AVAILABLE RECORDS Start Marker
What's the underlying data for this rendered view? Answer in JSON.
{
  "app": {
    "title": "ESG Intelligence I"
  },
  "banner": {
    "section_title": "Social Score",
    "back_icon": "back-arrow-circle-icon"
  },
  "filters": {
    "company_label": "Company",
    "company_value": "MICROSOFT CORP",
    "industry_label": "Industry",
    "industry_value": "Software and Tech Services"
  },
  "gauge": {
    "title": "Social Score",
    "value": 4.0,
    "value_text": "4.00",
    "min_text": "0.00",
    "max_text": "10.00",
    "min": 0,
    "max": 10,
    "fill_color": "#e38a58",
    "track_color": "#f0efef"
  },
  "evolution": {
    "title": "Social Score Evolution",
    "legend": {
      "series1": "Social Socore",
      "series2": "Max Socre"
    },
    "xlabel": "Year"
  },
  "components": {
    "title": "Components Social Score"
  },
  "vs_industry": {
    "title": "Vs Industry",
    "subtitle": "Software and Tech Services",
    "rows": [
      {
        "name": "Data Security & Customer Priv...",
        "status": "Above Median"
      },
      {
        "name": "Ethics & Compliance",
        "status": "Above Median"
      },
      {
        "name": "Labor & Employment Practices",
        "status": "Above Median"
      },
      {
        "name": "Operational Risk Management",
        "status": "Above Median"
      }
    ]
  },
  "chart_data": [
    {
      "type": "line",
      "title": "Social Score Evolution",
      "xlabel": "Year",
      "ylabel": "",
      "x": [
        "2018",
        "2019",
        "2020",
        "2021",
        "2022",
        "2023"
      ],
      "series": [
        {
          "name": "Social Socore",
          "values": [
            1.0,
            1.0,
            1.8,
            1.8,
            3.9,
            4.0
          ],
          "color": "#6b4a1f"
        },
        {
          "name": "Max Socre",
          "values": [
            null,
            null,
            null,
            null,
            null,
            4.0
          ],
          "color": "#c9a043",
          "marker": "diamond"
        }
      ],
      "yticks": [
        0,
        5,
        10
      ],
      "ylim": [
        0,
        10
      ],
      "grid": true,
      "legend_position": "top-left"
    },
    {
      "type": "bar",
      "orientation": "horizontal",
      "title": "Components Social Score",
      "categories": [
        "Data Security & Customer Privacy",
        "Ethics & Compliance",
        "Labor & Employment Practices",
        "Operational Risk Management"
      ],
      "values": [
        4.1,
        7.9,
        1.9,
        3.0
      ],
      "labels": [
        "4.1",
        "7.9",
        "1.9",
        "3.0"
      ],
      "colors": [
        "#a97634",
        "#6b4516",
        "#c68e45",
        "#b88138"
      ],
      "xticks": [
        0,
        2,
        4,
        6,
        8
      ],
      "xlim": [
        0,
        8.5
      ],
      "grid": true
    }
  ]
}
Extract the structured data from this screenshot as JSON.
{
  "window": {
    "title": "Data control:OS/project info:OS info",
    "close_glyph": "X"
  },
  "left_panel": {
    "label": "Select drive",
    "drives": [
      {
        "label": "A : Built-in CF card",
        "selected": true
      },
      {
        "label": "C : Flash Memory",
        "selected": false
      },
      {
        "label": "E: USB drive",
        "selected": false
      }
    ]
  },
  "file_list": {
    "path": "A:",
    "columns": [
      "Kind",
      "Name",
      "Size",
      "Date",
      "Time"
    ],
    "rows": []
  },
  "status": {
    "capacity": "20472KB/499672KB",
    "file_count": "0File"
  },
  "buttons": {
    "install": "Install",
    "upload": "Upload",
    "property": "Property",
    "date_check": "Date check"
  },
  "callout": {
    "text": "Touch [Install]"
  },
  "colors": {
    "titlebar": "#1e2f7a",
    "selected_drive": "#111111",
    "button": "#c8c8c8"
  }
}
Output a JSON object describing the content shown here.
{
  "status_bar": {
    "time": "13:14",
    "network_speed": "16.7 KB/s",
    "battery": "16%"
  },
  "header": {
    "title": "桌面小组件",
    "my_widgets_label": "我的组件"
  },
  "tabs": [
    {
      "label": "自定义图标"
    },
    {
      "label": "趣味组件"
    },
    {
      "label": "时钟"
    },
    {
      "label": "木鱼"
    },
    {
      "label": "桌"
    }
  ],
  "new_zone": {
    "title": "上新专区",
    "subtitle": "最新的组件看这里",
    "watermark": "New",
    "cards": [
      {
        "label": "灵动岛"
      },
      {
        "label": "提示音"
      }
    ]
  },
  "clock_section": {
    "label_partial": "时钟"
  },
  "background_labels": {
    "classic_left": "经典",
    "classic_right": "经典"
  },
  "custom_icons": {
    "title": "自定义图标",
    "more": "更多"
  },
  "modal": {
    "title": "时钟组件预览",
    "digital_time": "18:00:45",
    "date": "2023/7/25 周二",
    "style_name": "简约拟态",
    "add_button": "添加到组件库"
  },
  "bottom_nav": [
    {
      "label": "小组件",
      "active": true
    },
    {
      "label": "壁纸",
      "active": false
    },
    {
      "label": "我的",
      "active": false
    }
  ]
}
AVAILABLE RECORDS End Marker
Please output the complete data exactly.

What's the underlying data for this rendered view? Answer in JSON.
{
  "app": {
    "title": "ESG Intelligence I"
  },
  "banner": {
    "section_title": "Social Score",
    "back_icon": "back-arrow-circle-icon"
  },
  "filters": {
    "company_label": "Company",
    "company_value": "MICROSOFT CORP",
    "industry_label": "Industry",
    "industry_value": "Software and Tech Services"
  },
  "gauge": {
    "title": "Social Score",
    "value": 4.0,
    "value_text": "4.00",
    "min_text": "0.00",
    "max_text": "10.00",
    "min": 0,
    "max": 10,
    "fill_color": "#e38a58",
    "track_color": "#f0efef"
  },
  "evolution": {
    "title": "Social Score Evolution",
    "legend": {
      "series1": "Social Socore",
      "series2": "Max Socre"
    },
    "xlabel": "Year"
  },
  "components": {
    "title": "Components Social Score"
  },
  "vs_industry": {
    "title": "Vs Industry",
    "subtitle": "Software and Tech Services",
    "rows": [
      {
        "name": "Data Security & Customer Priv...",
        "status": "Above Median"
      },
      {
        "name": "Ethics & Compliance",
        "status": "Above Median"
      },
      {
        "name": "Labor & Employment Practices",
        "status": "Above Median"
      },
      {
        "name": "Operational Risk Management",
        "status": "Above Median"
      }
    ]
  },
  "chart_data": [
    {
      "type": "line",
      "title": "Social Score Evolution",
      "xlabel": "Year",
      "ylabel": "",
      "x": [
        "2018",
        "2019",
        "2020",
        "2021",
        "2022",
        "2023"
      ],
      "series": [
        {
          "name": "Social Socore",
          "values": [
            1.0,
            1.0,
            1.8,
            1.8,
            3.9,
            4.0
          ],
          "color": "#6b4a1f"
        },
        {
          "name": "Max Socre",
          "values": [
            null,
            null,
            null,
            null,
            null,
            4.0
          ],
          "color": "#c9a043",
          "marker": "diamond"
        }
      ],
      "yticks": [
        0,
        5,
        10
      ],
      "ylim": [
        0,
        10
      ],
      "grid": true,
      "legend_position": "top-left"
    },
    {
      "type": "bar",
      "orientation": "horizontal",
      "title": "Components Social Score",
      "categories": [
        "Data Security & Customer Privacy",
        "Ethics & Compliance",
        "Labor & Employment Practices",
        "Operational Risk Management"
      ],
      "values": [
        4.1,
        7.9,
        1.9,
        3.0
      ],
      "labels": [
        "4.1",
        "7.9",
        "1.9",
        "3.0"
      ],
      "colors": [
        "#a97634",
        "#6b4516",
        "#c68e45",
        "#b88138"
      ],
      "xticks": [
        0,
        2,
        4,
        6,
        8
      ],
      "xlim": [
        0,
        8.5
      ],
      "grid": true
    }
  ]
}
Extract the structured data from this screenshot as JSON.
{
  "window": {
    "title": "Data control:OS/project info:OS info",
    "close_glyph": "X"
  },
  "left_panel": {
    "label": "Select drive",
    "drives": [
      {
        "label": "A : Built-in CF card",
        "selected": true
      },
      {
        "label": "C : Flash Memory",
        "selected": false
      },
      {
        "label": "E: USB drive",
        "selected": false
      }
    ]
  },
  "file_list": {
    "path": "A:",
    "columns": [
      "Kind",
      "Name",
      "Size",
      "Date",
      "Time"
    ],
    "rows": []
  },
  "status": {
    "capacity": "20472KB/499672KB",
    "file_count": "0File"
  },
  "buttons": {
    "install": "Install",
    "upload": "Upload",
    "property": "Property",
    "date_check": "Date check"
  },
  "callout": {
    "text": "Touch [Install]"
  },
  "colors": {
    "titlebar": "#1e2f7a",
    "selected_drive": "#111111",
    "button": "#c8c8c8"
  }
}
Output a JSON object describing the content shown here.
{
  "status_bar": {
    "time": "13:14",
    "network_speed": "16.7 KB/s",
    "battery": "16%"
  },
  "header": {
    "title": "桌面小组件",
    "my_widgets_label": "我的组件"
  },
  "tabs": [
    {
      "label": "自定义图标"
    },
    {
      "label": "趣味组件"
    },
    {
      "label": "时钟"
    },
    {
      "label": "木鱼"
    },
    {
      "label": "桌"
    }
  ],
  "new_zone": {
    "title": "上新专区",
    "subtitle": "最新的组件看这里",
    "watermark": "New",
    "cards": [
      {
        "label": "灵动岛"
      },
      {
        "label": "提示音"
      }
    ]
  },
  "clock_section": {
    "label_partial": "时钟"
  },
  "background_labels": {
    "classic_left": "经典",
    "classic_right": "经典"
  },
  "custom_icons": {
    "title": "自定义图标",
    "more": "更多"
  },
  "modal": {
    "title": "时钟组件预览",
    "digital_time": "18:00:45",
    "date": "2023/7/25 周二",
    "style_name": "简约拟态",
    "add_button": "添加到组件库"
  },
  "bottom_nav": [
    {
      "label": "小组件",
      "active": true
    },
    {
      "label": "壁纸",
      "active": false
    },
    {
      "label": "我的",
      "active": false
    }
  ]
}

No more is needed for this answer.